The Dalai Lama with Arahmaiani (Photo courtesy of Arahmaiani).


The presentation by literary author and Macquarie University lecturer Intan Paramaditha was about the Cipta Media Ekspresi (CME) arts and culture initiative (est. 2018). This initiative provides grants to women artists and researchers from various parts of Indonesia, particularly from relatively isolated or marginalised communities. Paramaditha asked, “What is gained and at risk when cosmopolitan feminist subjects interact and collaborate with women who articulate their agency through different means and paths detached from the global discourses of feminism?”

The third presenter was Naomi Srikandi, theatre director and co-founder of the women art worker organisation Peretas. The word peretas translates as “hacker,” but the name is also short for perempuan lintas batas (“women crossing boundaries”). Peretas seeks to facilitate creative opportunities for women by organising research projects, book publications, public discussions, and the annual event Peretas Berkumpul (“Peretas Get-Together”). Srikandi explained how one of Peretas’ collaboration partners, the women’s grassroots organisation Institut Mosintuwu, has been using culture, local knowledge, and spirituality as means to promote peace and justice in Poso, Central Sulawesi, an area hit by prolonged religious conflict after the collapse of the authoritarian New Order regime in 1998.
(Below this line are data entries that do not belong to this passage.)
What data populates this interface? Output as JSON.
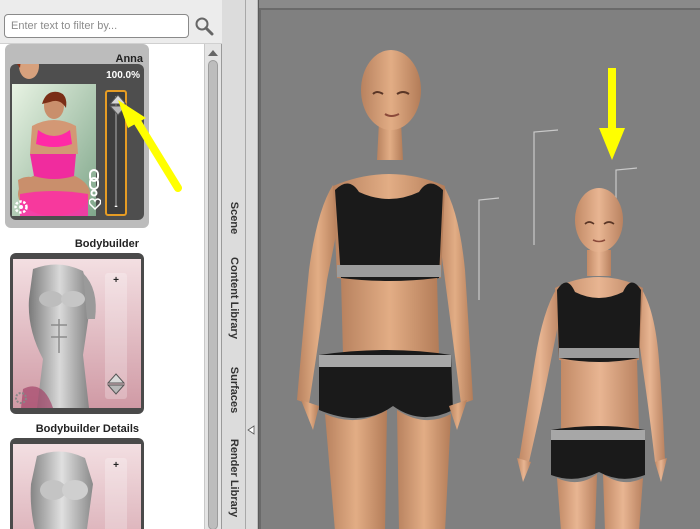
{
  "filter": {
    "placeholder": "Enter text to filter by...",
    "value": ""
  },
  "search_icon": "magnifier-icon",
  "morphs": [
    {
      "name": "Anna",
      "percent": "100.0%",
      "selected": true
    },
    {
      "name": "Bodybuilder"
    },
    {
      "name": "Bodybuilder Details"
    }
  ],
  "card_icons": [
    "gear-icon",
    "link-icon",
    "heart-icon"
  ],
  "slider_labels": {
    "plus": "+",
    "minus": "-"
  },
  "tabs": [
    "Scene",
    "Content Library",
    "Surfaces",
    "Render Library"
  ],
  "colors": {
    "accent_orange": "#e69c24",
    "annotation_yellow": "#ffff00",
    "panel_bg": "#ffffff",
    "viewport_bg": "#808080"
  }
}
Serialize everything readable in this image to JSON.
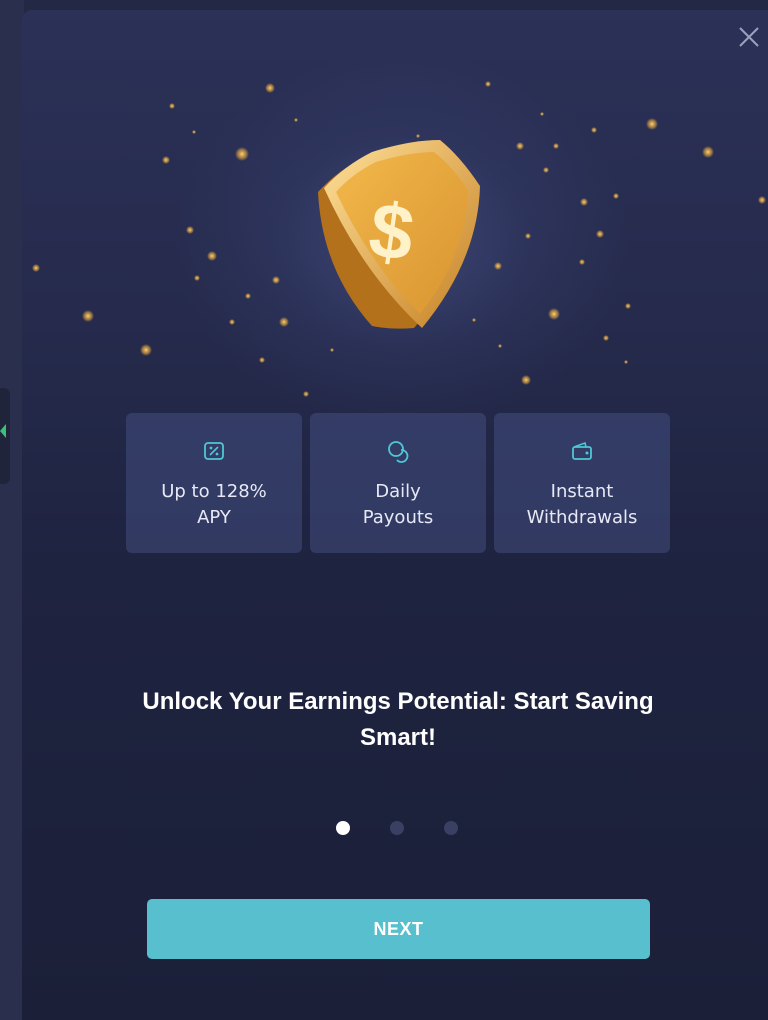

In this edition of News from Australia and the Pacific, we give space to the artistic statement by our fourth panellist, Arahmaiani. The statement has been translated from Indonesian into English by Wulan Dirgantoro. With her activist art projects, Arahmaiani attempts to promote a deeper historical understanding about Buddhist cultural heritage and living traditions in Indonesia that counters the narrow religious-nationalist causes and discourses of increasingly militant Islamic groups. This includes collaborations with monks from the Buddhist Lab monastery in the Kham region of the Tibetan Plateau. Arahmaiani’s “artivism” not only unearths the cultural connections between Tibet and Indonesia, but also the interrelations between art, religion, gender, and nature. 1 See also Wulan Dirgantoro, Feminisms and Contemporary Art in Indonesia: Defining Experiences (2017, Amsterdam University Press) and Edwin Jurriëns, “Gendering the Environmental Artivism: Ekofeminisme and Unjuk Rasa of Arahmaiani’s Art,” Southeast of Now: Directions in Contemporary and Modern Art in Asia 4(2), October 2020.  We believe her ongoing visits to and collaborations with Australian universities confirm not only her self-proclaimed status of “nomadic artist” but also the highly productive and inspiring cross-fertilisations between art, academia, and activism.


Edwin Jurriëns, Asia Institute, The University of Melbourne,